The fact that President Obama devoted a significant portion of his annual State of the Union address to discuss cybersecurity shows just how critical this issue is. But when it comes to cybersecurity, most people tend to think primarily in terms of massive corporate hacks, thanks in large part to recent headline-grabbing data breaches at well-known companies like Sony, Target and JP Morgan.

In doing so, we’re neglecting the security of something else that is extremely vulnerable to digital breaches – something most of us carry around all day, every day, and which contains our most precious data and personal information: Our phones.

As our world becomes increasingly connected in the so-called “Internet of Things” – with our phones talking to our home security systems, our smart watches engaging our thermostats, our tablets linking to our coffee makers, and so on – mobile privacy and security is only becoming more and more important.

The good news is that even if this issue is not always top of mind for most people, mobile users here in the U.S. are increasingly aware of the privacy risks that exist when using their devices. A recent survey found that nearly 90 percent of respondents expressed concerns about identity theft and exposure to malware. And just one-third of respondents said they felt in control of their own personal information stored on their devices.

That is why our company helped fund a recent project led by researchers at Carnegie Mellon University, called PrivacyGrade.org, which assigns privacy grades to thousands of Android apps, based on the difference in a user’s expectations about the app’s behavior, and how the app actually operates. The idea is to help users become more aware about how many seemingly innocuous apps – many of which target children – actually use and share our personal data.

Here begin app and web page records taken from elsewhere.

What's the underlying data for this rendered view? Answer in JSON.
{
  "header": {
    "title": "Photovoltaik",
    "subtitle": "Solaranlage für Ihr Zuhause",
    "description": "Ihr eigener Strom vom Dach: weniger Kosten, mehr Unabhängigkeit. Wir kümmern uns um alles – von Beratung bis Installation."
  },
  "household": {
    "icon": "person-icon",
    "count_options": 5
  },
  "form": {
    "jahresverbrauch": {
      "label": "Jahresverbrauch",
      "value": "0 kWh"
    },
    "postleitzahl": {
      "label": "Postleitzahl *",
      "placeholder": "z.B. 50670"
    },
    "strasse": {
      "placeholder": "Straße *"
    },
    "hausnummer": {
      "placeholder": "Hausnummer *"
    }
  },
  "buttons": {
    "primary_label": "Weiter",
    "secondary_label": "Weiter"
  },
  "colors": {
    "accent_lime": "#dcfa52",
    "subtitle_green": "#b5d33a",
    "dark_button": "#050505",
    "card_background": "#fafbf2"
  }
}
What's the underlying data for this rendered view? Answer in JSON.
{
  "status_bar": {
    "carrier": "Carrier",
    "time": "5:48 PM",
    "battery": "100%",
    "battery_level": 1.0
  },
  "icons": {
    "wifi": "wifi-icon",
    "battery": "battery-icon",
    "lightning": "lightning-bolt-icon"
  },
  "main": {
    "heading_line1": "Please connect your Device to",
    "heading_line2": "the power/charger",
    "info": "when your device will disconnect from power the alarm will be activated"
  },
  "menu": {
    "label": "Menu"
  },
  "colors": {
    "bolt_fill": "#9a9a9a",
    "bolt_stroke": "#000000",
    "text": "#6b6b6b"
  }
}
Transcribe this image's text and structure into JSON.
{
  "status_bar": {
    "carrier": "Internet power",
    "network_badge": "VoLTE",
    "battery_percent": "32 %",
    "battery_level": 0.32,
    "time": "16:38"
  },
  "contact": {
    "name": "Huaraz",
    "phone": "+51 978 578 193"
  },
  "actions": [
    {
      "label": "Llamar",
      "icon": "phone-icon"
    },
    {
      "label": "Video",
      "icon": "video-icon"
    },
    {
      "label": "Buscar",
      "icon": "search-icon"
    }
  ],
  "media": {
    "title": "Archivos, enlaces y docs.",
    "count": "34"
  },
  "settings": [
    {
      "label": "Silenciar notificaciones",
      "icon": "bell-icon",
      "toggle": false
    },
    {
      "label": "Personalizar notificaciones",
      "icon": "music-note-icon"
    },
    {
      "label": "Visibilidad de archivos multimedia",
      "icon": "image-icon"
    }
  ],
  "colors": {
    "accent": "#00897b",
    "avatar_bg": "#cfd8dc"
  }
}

The problem is when pundits and mobile security experts do discuss personal mobile data security, they do so through a predominately first-world lens. To the extent this is an overlooked issue in the U.S. relative to how serious the risks are, the disconnect is just as bad, if not worse, in other parts of the world. A 2014 report by Symantec looking at internet security threats around the world found that 38 percent of mobile users had experienced mobile cybercrime, while 57 percent were “unaware that security solutions existed for mobile devices.”

Mobile security risks are only going to to get bigger as global smartphone usage continues to expand at breakneck speed (currently 96 out of every 100 people on the planet have access to a mobile phone, and one-third of the human population is expected to use smartphones by 2017).

But if you think Americans are isolated from mobile security challenges in other parts of the world, think again. Last month, German researchers discovered massive security flaws in the global network that is used to connect calls, text messages, and various communications between cellular providers. The worst part? One cellular carrier “in Congo or Kazahkstan, for example, could be used to hack into cellular networks in the United States, Europe, or anywhere else.”

So, if we’re serious about stopping data theft and reducing threats to mobile privacy, we’re going to need to think globally. NQ Mobile is in the unique position of being an internationally-based mobile technology firm that supplies security and privacy apps to mobile carriers across the developing world, and We’re witnessing this explosion in the use of mobile usage firsthand. From our perspective, focusing solely on data security in the first world is like trying to put out a house fire with one glass of water.

In a world where we’re all connected, the digital divide is no longer solely about who is connected and who’s not – it’s about who’s protected and who’s not.

So what can be done?

Above all, we need more education and awareness about the importance of mobile security. With the rapid adoption of mobile devices, now is the time to nip the problem in the bud and ensure that users everywhere understand the risks to their privacy and data and know how to protect their devices.

President Obama is right to look for workable government solutions to larger corporate cyber threats, and developing and developed nations alike need to take steps to enhance data security and privacy. But, the best line of defense is ensuring that everyone with a mobile device takes the security of their device seriously. The tools exist to protect consumers – they just need to use them.

In a hyper-connected world, we’re only as strong as our weakest link. We must treat this challenge like the global issue it is, and work together to ensure we’re protecting ourselves and therefore, each other.

Omar Khan